With names like Chanel, Louis Vuitton and Yves Saint Laurent under its belt, it's little wonder Paris has earned a reputation as one of the fashion capitals of the world.
If "French chic" has become synonymous with the elegance, grace and style of its country's powerhouse fashion labels and catwalk shows, this weekend glamor was be out in force on a very different type of track -- the Prix de l'Arc de Triomphe. Your average horse race this is not.
While Britain's Royal Ascot often displays images of Tango-colored ladies kicking off their heels, their French counterparts take a distinctly more demure approach to a day at the races.
"French dressing is less spectacular than Ascot, it's less extroverted," Arc spokesman Julien Pescatore said.
"The French style is very classic. It's about elegance, beauty and glamor."
Such was the clampdown on decorum at this year's Royal Ascot, organizers went to the extent of publishing style guides for race-goers.
Ladies were advised that all dresses were to be of "modest" length -- defined as "falling just above the knee or longer." Shorts and shoulderless dresses were also deemed a non-no.
While Parisian race-goers adhere to a more classic style, one fashion accessory appears universal -- the obligatory outrageous hat.
"The hat is an essential element of the Prix de l'Arc de Triomphe," says Pescatore.
"It started in the 1920s as a way to convey some eccentricity, to do some showing-off. Today that might mean a hat with the Eiffel Tower on top."
Read: Royal Regulations for Ascot's fashionistas
Set on the picturesque Longchamp racecourse in Paris, "the Arc," as it is known, prides itself on being Europe's most prestigious -- and richest -- horse race.
With almost €8 million ($10.4 million) in prize money on offer over the weekend, the Qatar Racing and Equestrian Club-sponsored event attracts an elite clientele of royalty, world leaders and business heavyweights.
Each year the grandstands fill with the "crème de la crème" of European society, with Monaco's Princess Charlotte Casiraghi, the daughter of Princess Caroline, and Spanish model Irene Salvador some of the glamorous guests in 2011.
For the super rich wanting to beat the crowds, a helicopter flying from London to Issy-les-Moulineaux in Paris will take around one hour and 45 minutes -- and set you back a whopping £5,480 ($8,874).

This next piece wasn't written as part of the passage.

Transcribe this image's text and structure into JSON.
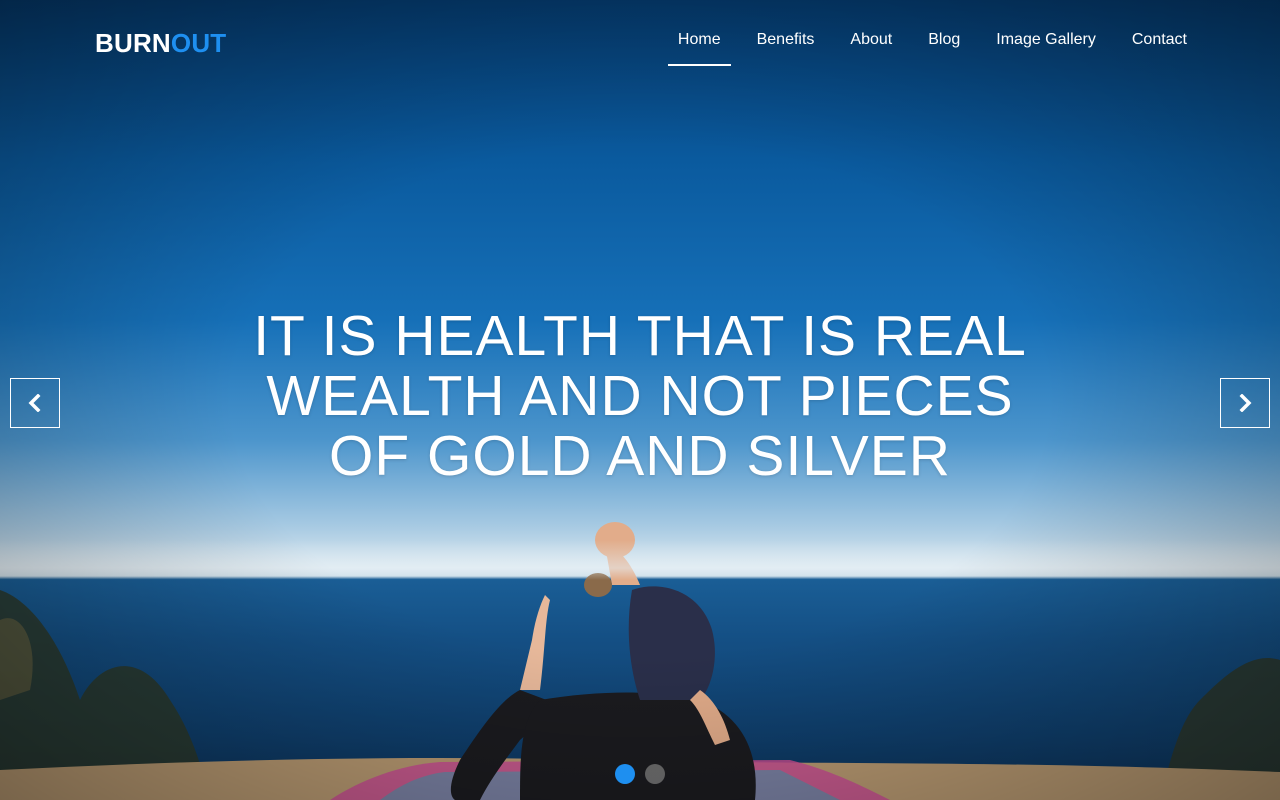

That's not to mention the 15-minute car hire from Issy-les-Moulineaux to Longchamp costing another £200 ($323).
The Arc's slogan: "Ce n'est pas une course, c'est un monument" -- "Not so much a race as a monument," points to the grand imagery surrounding this uniquely French event.
Founded in 1920, the Prix de l'Arc de Triomphe was named after the very monument built in honor of French allied forces during World War One.

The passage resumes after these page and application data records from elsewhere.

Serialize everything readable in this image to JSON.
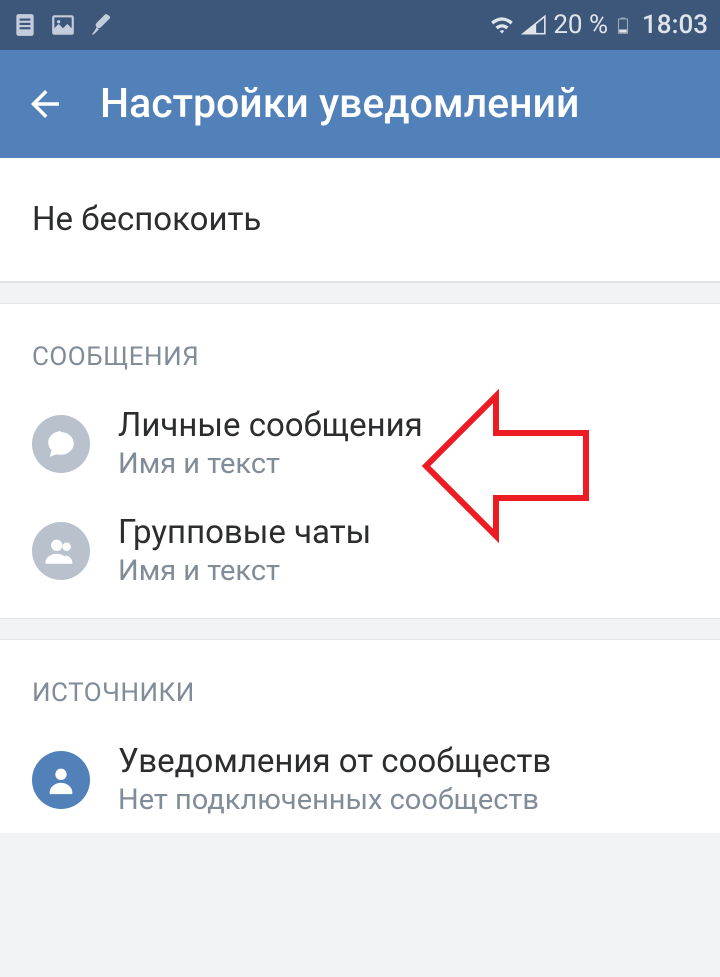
{
  "status": {
    "battery_pct": "20 %",
    "time": "18:03"
  },
  "header": {
    "title": "Настройки уведомлений"
  },
  "do_not_disturb": {
    "label": "Не беспокоить"
  },
  "sections": {
    "messages": {
      "header": "СООБЩЕНИЯ",
      "items": [
        {
          "primary": "Личные сообщения",
          "secondary": "Имя и текст"
        },
        {
          "primary": "Групповые чаты",
          "secondary": "Имя и текст"
        }
      ]
    },
    "sources": {
      "header": "ИСТОЧНИКИ",
      "items": [
        {
          "primary": "Уведомления от сообществ",
          "secondary": "Нет подключенных сообществ"
        }
      ]
    }
  }
}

This year marked the 91st Arc, which has only been canceled twice in its illustrious history -- in 1939 and 1940 during World War Two.
Yet despite this emphasis on prestige, the Arc also remains one of Europe's most accessible races for the average punter, with general admission to Sunday's headline event costing just €8 ($10.4).
A ticket to Royal Ascot's grandstand, meanwhile, will cost you £75 ($121).
Whatever the outcome, one thing is for sure, the French crowd celebrated in style.